Could you find each line of the data below that contains the word "kind" and copy those lines?

--- Extracted records ---

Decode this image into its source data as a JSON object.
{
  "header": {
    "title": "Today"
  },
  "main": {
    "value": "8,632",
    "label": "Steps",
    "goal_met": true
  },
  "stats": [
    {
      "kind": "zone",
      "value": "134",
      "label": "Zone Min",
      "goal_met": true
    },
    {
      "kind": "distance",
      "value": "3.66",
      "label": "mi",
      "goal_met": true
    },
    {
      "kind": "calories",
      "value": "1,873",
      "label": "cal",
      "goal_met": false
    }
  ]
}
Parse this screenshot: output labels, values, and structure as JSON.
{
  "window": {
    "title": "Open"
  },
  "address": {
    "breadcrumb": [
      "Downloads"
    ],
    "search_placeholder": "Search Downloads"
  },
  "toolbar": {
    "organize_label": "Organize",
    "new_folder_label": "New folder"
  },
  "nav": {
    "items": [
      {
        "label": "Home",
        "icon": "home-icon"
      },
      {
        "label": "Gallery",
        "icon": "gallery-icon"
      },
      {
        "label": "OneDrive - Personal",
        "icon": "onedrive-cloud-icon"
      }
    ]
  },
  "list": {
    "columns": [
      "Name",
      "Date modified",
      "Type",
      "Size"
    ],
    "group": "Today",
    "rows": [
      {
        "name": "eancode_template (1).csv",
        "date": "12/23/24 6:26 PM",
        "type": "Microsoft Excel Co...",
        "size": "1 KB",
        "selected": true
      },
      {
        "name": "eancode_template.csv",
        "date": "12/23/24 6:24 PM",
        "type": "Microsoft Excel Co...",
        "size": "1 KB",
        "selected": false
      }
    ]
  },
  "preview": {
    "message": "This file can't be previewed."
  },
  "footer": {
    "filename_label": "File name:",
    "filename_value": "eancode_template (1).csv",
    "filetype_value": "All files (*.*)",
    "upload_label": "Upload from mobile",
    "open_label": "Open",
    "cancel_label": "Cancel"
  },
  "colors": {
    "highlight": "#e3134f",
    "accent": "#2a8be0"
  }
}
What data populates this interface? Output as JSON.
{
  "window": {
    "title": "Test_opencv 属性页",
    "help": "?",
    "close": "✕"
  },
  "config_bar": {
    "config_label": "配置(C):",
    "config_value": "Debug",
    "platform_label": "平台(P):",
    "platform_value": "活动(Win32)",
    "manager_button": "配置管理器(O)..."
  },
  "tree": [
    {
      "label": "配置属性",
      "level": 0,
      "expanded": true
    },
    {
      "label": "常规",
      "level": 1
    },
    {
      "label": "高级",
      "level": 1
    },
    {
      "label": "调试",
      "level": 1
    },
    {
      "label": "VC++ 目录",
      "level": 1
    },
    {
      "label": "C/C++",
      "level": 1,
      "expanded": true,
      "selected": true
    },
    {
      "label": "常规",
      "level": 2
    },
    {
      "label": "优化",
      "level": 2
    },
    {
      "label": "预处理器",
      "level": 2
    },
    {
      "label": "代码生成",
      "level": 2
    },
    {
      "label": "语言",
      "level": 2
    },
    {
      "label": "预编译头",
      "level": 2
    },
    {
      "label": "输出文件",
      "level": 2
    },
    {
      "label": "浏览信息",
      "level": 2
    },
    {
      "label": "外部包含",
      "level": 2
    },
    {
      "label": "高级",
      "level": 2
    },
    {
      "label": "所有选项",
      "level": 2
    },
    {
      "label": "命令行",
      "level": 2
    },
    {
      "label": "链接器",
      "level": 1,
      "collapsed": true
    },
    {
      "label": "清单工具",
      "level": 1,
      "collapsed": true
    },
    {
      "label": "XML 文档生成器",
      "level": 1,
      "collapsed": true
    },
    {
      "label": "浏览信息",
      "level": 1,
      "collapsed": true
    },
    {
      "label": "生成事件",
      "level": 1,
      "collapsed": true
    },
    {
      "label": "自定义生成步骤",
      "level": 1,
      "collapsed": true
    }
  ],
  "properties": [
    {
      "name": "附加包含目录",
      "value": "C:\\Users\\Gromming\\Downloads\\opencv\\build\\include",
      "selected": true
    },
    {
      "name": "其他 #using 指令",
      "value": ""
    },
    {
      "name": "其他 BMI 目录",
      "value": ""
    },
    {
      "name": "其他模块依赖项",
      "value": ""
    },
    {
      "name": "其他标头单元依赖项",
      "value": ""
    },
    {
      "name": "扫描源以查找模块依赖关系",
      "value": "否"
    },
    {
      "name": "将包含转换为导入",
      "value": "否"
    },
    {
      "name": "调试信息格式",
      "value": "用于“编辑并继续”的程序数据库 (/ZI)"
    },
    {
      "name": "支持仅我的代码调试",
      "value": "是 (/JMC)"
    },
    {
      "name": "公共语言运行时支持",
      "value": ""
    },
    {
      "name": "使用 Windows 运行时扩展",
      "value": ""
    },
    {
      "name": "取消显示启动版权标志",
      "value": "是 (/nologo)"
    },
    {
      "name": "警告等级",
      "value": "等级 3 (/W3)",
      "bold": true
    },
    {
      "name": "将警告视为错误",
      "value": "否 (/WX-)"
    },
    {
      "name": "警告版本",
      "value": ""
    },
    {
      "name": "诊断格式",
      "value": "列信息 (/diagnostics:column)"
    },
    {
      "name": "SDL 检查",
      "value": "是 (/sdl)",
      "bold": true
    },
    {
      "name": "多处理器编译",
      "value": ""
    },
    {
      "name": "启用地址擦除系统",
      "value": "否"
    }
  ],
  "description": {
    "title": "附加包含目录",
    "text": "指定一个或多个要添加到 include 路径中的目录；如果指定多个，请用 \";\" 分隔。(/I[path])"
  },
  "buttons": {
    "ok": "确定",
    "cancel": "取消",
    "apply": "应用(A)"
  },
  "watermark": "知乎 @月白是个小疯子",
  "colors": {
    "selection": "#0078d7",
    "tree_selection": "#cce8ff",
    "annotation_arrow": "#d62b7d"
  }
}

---

» Answer box:
      "kind": "zone",
      "kind": "distance",
      "kind": "calories",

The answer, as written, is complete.